Fishguard and Goodwick – our successful new station – remains unrecognised by every online rail booking service surveyed by Fishguard Trains.
That is the shock finding of our new study, well over a year since the station re-opened, boosting the trial rail service which is due for review by the Welsh Government in barely a year’s time.
There is little doubt that re-opening Fishguard and Goodwick Station has raised both the profile and the usage of the new service. Fishguard Harbour, so convenient for ferry passengers, was hopelessly unsuitable for travellers to and from Fishguard, Goodwick and North Pembrokeshire. But visible as the new station is to us in the twin towns, the station name remains invisible online. The success of the reopening is no thanks to the online booking and information services that still fail to recognise the new station name.
Online booking is a vital way for rail travellers to discover how accessible North Pembrokeshire now is by rail.
But go online searching for Fishguard and Goodwick, and you get messages like An invalid station has been entered or Please select a valid departure station.
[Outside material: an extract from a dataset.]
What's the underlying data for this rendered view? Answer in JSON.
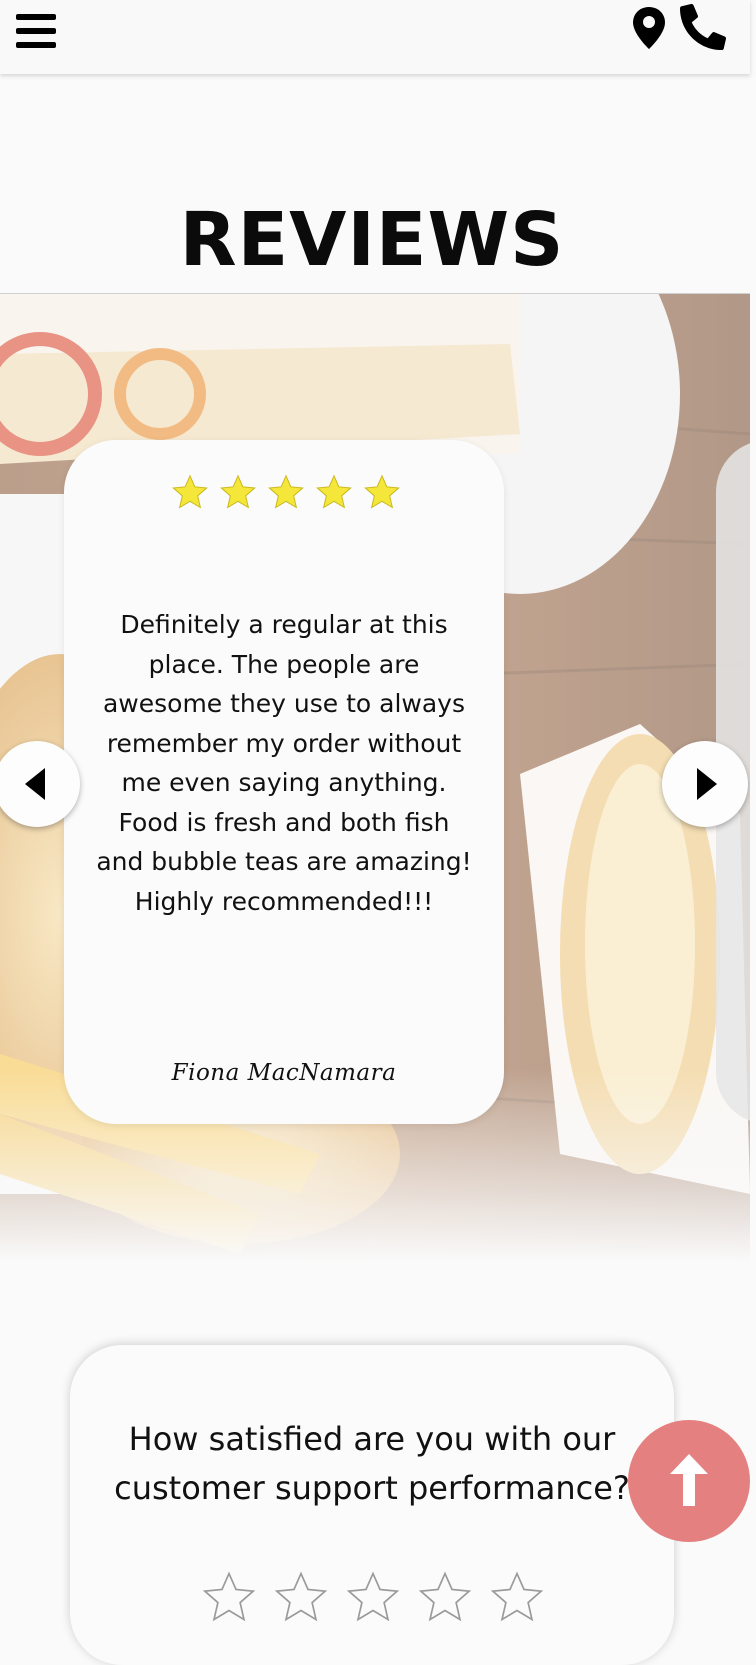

Fishguard Trains tested these nine online services – Red Spotted Hanky, Take the train, East Coast, The Trainline, Raileasy, mytrainticket.co.uk, National Rail Enquiries, Arriva Trains Wales and Traveline Cymru. Not a single site accepts the input Fishguard and Goodwick. Traveline Cymru is the least poor, as it offers alternatives, including Fishguard & Goodwick Rail Station. But none of the other sites offer an alternative. Five sites will accept Fishguard & Goodwick (The Trainline, Raileasy, mytrainticket, National Rail and Arriva), but three will not even do that. Red Spotted Hanky and East Coast require you to guess Fishguard & Gwck, and Take the train comes in worst, accepting no kind of input for the station.
To test if there is a general problem with station names containing and, or even just with long station names, Fishguard Trains tried the same tests with Elton and Orston, Haddenham and Thame Parkway, and Windsor and Eton Riverside.
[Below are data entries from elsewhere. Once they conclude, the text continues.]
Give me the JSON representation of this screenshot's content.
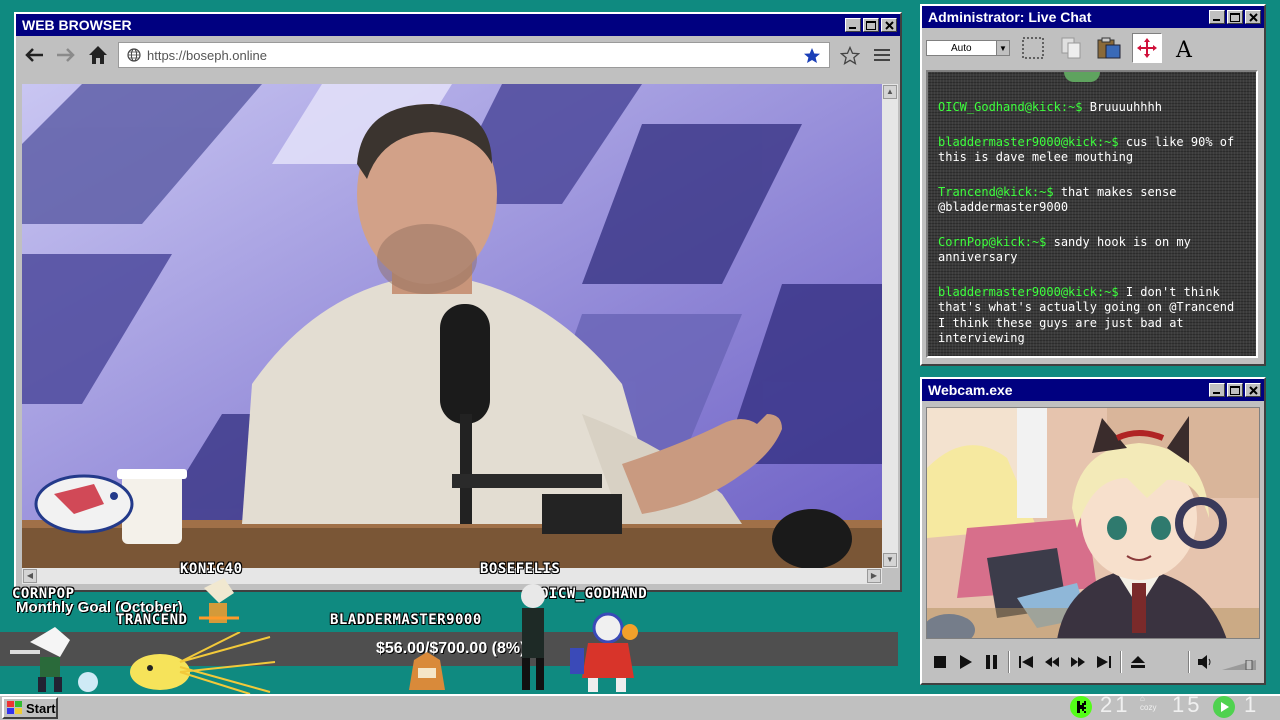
{
  "browser": {
    "title": "WEB BROWSER",
    "url": "https://boseph.online"
  },
  "chat": {
    "title": "Administrator: Live Chat",
    "select_value": "Auto",
    "messages": [
      {
        "user": "OICW_Godhand@kick:~$",
        "text": "Bruuuuhhhh"
      },
      {
        "user": "bladdermaster9000@kick:~$",
        "text": "cus like 90% of this is dave melee mouthing"
      },
      {
        "user": "Trancend@kick:~$",
        "text": "that makes sense @bladdermaster9000"
      },
      {
        "user": "CornPop@kick:~$",
        "text": "sandy hook is on my anniversary"
      },
      {
        "user": "bladdermaster9000@kick:~$",
        "text": "I don't think that's what's actually going on @Trancend I think these guys are just bad at interviewing"
      }
    ]
  },
  "webcam": {
    "title": "Webcam.exe"
  },
  "overlay": {
    "goal_title": "Monthly Goal (October)",
    "goal_amount": "$56.00/$700.00 (8%)",
    "goal_fraction": 0.08,
    "names": {
      "konic": "KONIC40",
      "cornpop": "CORNPOP",
      "trancend": "TRANCEND",
      "bladder": "BLADDERMASTER9000",
      "bosefelis": "BOSEFELIS",
      "oicw": "OICW_GODHAND"
    }
  },
  "taskbar": {
    "start_label": "Start",
    "kick_count": "21",
    "cozy_label": "cozy",
    "cozy_count": "15",
    "play_count": "1"
  },
  "colors": {
    "desktop": "#0f8a80",
    "titlebar": "#000080",
    "chat_user": "#3cff3c",
    "kick_green": "#53fc18"
  }
}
Elton and Orston comes out best. Five online sites accept the correct name, while four (mytrainticket, National Rail, Arriva and Traveline Cymru) demand an ampersand. But even faced with a long, four-word station name, three sites still manage to cope – Red Spotted Hanky, Take the train and East Coast all recognise the names Haddenham and Thame Parkway and Windsor and Eton Riverside just as they appear on the platform. The other sites require the ampersand.
Fishguard Trains wondered how Take the train copes with these monster names, but can’t recognise Fishguard and Goodwick even in abbreviated form. We asked them why. They replied:
Thank you for your email. Fishguard and Goodwick is available to book tickets from on takethetrain.co.uk, the station is loaded under it’s correct name, Fishguard Harbour. Has this answered your question? If not, please let me know.
Why does all this matter? Pembrokeshire County Council and the Welsh Government (in other words we taxpayers and council taxpayers) funded the reopening of Fishguard and Goodwick as it is crucial to the viability of the new rail service. We have just one year left to ensure the service becomes permanent. It is unacceptable that not a single online booking service recognises the correct station name, and ludicrous that one online service does not even know the station exists.
If despite these obstacles, people still travel by rail, but book to Fishguard Harbour, we still lose out as passenger statistics are distorted, and understate the impact of Fishguard and Goodwick.
Next time you use one of these online services, why not send them a message to tell them we exist?